Have you ever been in this situation?
We all fear it. We all know someone who’s experienced it. Maybe we’ve ever experienced it first hand? We’re all in awe of it.
Meeting planner meltdown isn’t supposed to happen. Meeting planners are the sort that have everything planned out, have backups for backups and can’t seem to be out of sync no matter how hard they try. But we all know they’re not impervious. Meeting planners have meltdowns too, and thanks to Cvent, we’re going to share our thoughts too.
Only delegate to those with something to gain
Most people would say only delegate to people you trust, but that’s not always enough. Give tasks to people who will gain from them, whether it’s experience, exposure or monetary. We all like to help others while we help ourselves.
If you don’t know, say no (for now)
Many meeting planners think overpromising and delivering on that is what will get them respected and invited back, when most clients are simply looking for people who will do what they agree to do. While it’s good to stretch your limits, perhaps that should be integrated into your next event planning cycle instead of in the middle of the current one.
Many people still like to take notes by hand, send out customized invitations personally and always meet in person. Not all of these tasks are necessary and they might actually be hurting your bottom line. Unless you’re in the business of high personal touch, perhaps an email program, tablet or conference call would better suit your process.
Share your plans with your assistants/help
While it certainly feels more secure to hoard all the event plans, doing so only means you’ll have to lord over every decision and problem. Give other people access to your master plan and you’ll be able to trust that the right decision will be made without your direct supervision.

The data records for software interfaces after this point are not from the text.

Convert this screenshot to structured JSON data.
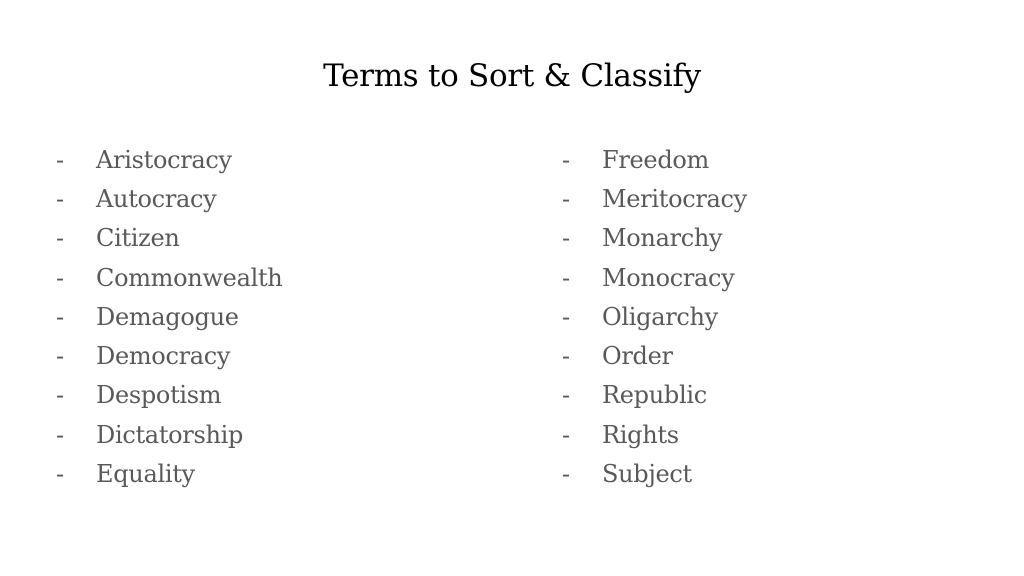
{
  "slide": {
    "title": "Terms to Sort & Classify",
    "bullet": "-",
    "left_column": [
      "Aristocracy",
      "Autocracy",
      "Citizen",
      "Commonwealth",
      "Demagogue",
      "Democracy",
      "Despotism",
      "Dictatorship",
      "Equality"
    ],
    "right_column": [
      "Freedom",
      "Meritocracy",
      "Monarchy",
      "Monocracy",
      "Oligarchy",
      "Order",
      "Republic",
      "Rights",
      "Subject"
    ],
    "colors": {
      "title": "#000000",
      "body_text": "#595959",
      "background": "#ffffff"
    }
  }
}
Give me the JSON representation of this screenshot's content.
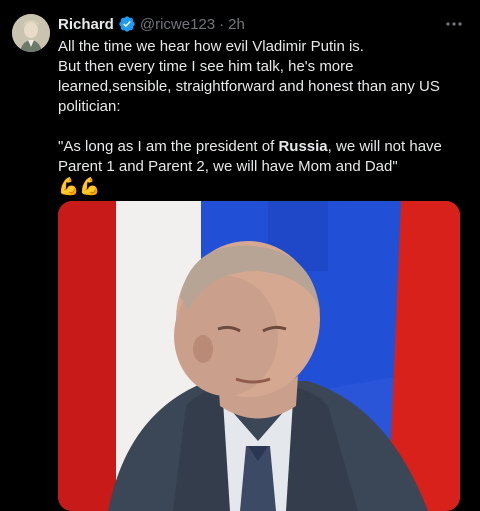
{
  "user": {
    "name": "Richard",
    "handle": "@ricwe123",
    "separator": "·",
    "time": "2h"
  },
  "tweet": {
    "lines": [
      "All the time we hear how evil Vladimir Putin is.",
      "But then every time I see him talk, he's more",
      "learned,sensible, straightforward and honest than any US",
      "politician:"
    ],
    "quote_line1_pre": "\"As long as I am the president of ",
    "quote_line1_bold": "Russia",
    "quote_line1_post": ", we will not have",
    "quote_line2": "Parent 1 and Parent 2, we will have Mom and Dad\"",
    "emoji": "💪💪"
  },
  "icons": {
    "verified": "verified-badge-icon",
    "more": "more-options-icon"
  },
  "colors": {
    "background": "#000000",
    "text": "#e7e9ea",
    "secondary_text": "#71767b",
    "verified_blue": "#1d9bf0",
    "flag_red": "#e2231b",
    "flag_blue": "#2150d6"
  }
}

Take time away
Meeting/event planners live on the highs and lows of the event lifecycle. This makes them extremely productive during times of high stress, anxious to always be working and often guilty of ignoring their own health. Plan rest days or hours into your schedule so you aren’t forced to later on.
What tips do you have? Have you ever had or witnessed a meltdown?